As for football revenue, the interactive chart lists Michigan at 6th, with $63M and change, vs. Alabama at #1 with just south of $73M.

Feat of Clay

January 6th, 2012 at 11:08 AM ^

Thie OP mentions why this is great for football recruits, but what's also key is that it is good for ANY recruit. 

One of the reasons that UM is such an appealing school is that students know they can have a big-time sports experience as well as tons of diverse academic offerings and prestige that is widely recognized by future employers and grad schools.  There are schools which can offer a few of those items, but not very many can offer all of them.   We are almost in a class by ourselves on that score.  


January 6th, 2012 at 1:26 PM ^

reforms of the way things are done in the SEC. When more than 10% of your institution's revenue is derived from football, there is a gigantic disincentive to do anything, however temporary or morally ethical, that might harm the fortunes of the football program.

LSU and Alabama truly are colleges attached to gigantic football stadiums.


January 6th, 2012 at 4:42 PM ^

Very good article, thanks for pointing it out.

What was most interesting to me was Utah's revenue. I had no idea that Utah was such a big university. They are 6th on that list of total campus revenue with 2.9 billion dollars.  Admittedly, I know very little about Utah as a school but with roughly only one exception all of the schools in the top 20 are pretty darn good schools.


January 6th, 2012 at 5:22 PM ^

The article claims that:

"In some ways, the revenue rankings mirror what's happening on the field. The Southeastern Conference, which includes LSU and Alabama—and will claim its sixth consecutive Bowl Championship Series title Monday—fills out eight of the nine spots in this football revenue ranking.

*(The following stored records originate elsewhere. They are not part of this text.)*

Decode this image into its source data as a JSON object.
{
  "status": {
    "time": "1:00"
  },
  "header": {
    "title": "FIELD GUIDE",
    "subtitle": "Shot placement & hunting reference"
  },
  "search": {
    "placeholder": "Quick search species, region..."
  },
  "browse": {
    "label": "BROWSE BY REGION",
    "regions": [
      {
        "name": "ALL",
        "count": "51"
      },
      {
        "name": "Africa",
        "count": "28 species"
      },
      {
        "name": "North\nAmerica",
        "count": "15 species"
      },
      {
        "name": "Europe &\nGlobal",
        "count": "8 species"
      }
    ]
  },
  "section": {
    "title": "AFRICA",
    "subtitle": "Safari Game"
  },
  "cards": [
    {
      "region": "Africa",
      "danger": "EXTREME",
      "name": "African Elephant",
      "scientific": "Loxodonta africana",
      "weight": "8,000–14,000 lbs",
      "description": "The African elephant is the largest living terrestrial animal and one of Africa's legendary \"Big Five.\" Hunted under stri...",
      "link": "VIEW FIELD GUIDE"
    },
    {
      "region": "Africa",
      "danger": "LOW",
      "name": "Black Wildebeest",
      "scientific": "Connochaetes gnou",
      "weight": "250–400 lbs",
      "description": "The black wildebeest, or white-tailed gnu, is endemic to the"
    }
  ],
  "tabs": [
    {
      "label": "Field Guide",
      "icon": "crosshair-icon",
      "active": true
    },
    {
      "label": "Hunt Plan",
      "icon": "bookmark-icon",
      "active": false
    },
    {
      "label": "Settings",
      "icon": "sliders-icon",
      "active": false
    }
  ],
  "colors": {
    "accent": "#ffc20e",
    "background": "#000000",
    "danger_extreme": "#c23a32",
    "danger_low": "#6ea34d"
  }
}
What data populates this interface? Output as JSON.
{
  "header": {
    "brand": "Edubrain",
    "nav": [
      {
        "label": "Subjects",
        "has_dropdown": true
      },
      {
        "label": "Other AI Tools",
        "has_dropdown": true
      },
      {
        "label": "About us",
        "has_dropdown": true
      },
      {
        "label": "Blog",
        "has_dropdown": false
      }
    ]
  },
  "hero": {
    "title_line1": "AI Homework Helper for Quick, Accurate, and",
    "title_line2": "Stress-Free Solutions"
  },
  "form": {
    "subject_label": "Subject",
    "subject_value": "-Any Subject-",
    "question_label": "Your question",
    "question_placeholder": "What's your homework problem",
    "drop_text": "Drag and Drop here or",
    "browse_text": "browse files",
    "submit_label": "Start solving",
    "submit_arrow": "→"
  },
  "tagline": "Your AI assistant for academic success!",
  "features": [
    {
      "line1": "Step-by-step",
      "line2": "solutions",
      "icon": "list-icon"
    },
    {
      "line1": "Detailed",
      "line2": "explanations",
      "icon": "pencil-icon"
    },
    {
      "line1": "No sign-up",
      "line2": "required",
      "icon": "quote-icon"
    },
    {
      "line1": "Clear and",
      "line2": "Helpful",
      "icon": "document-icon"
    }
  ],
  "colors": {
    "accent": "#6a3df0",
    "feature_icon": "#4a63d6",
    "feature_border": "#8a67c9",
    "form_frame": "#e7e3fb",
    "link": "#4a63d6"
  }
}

At the same time, schools from the Big Ten and Pac-12, which have fallen off the pace, cluster toward the bottom."

This would be true except when you rank the school by TOTAL revenue, rather than PERCENT of revenue.  You do find the SEC has the top 5 spots, but in the top 15, you find 8 SEC teams and 6 B1G teams with Michigan at number 6.

So the SEC is winning the revenue game, but B1G is not far off.

Just sayin'


School Total '09-'10 Campus Revenue Rank Rank Football Share (%) Rank
Alabama $660,836,147 36 $72,845,206 1 11 2
Georgia $1,241,359,232 19 $71,168,739 2 6 9
LSU $488,949,358 43 $69,434,528 3 14 1
Florida $2,308,320,000 10 $68,915,750 4 3 17
Auburn $841,457,011 30 $66,162,719 5 8 5
Michigan $6,005,110,000 1 $63,189,417 6 1 35
South Carolina $832,713,302 31 $57,086,212 7 7 7
Tennessee $633,018,334 37 $56,739,105 8 9 3
Ohio St. $4,638,451,000 4 $56,133,807 9 1 35
Nebraska $938,301,966 26 $49,928,228 10 5 10
Arkansas $528,909,957 42 $48,524,243 11 9 3
Iowa $2,394,685,061 9 $46,624,062 12 2 21
Michigan St. $2,006,352,000 13 $44,583,159 13 2 21
Texas A&M $1,280,764,024 18 $41,916,445 14 3 17
Wisconsin $2,472,718,446 8 $38,662,971 15 2 21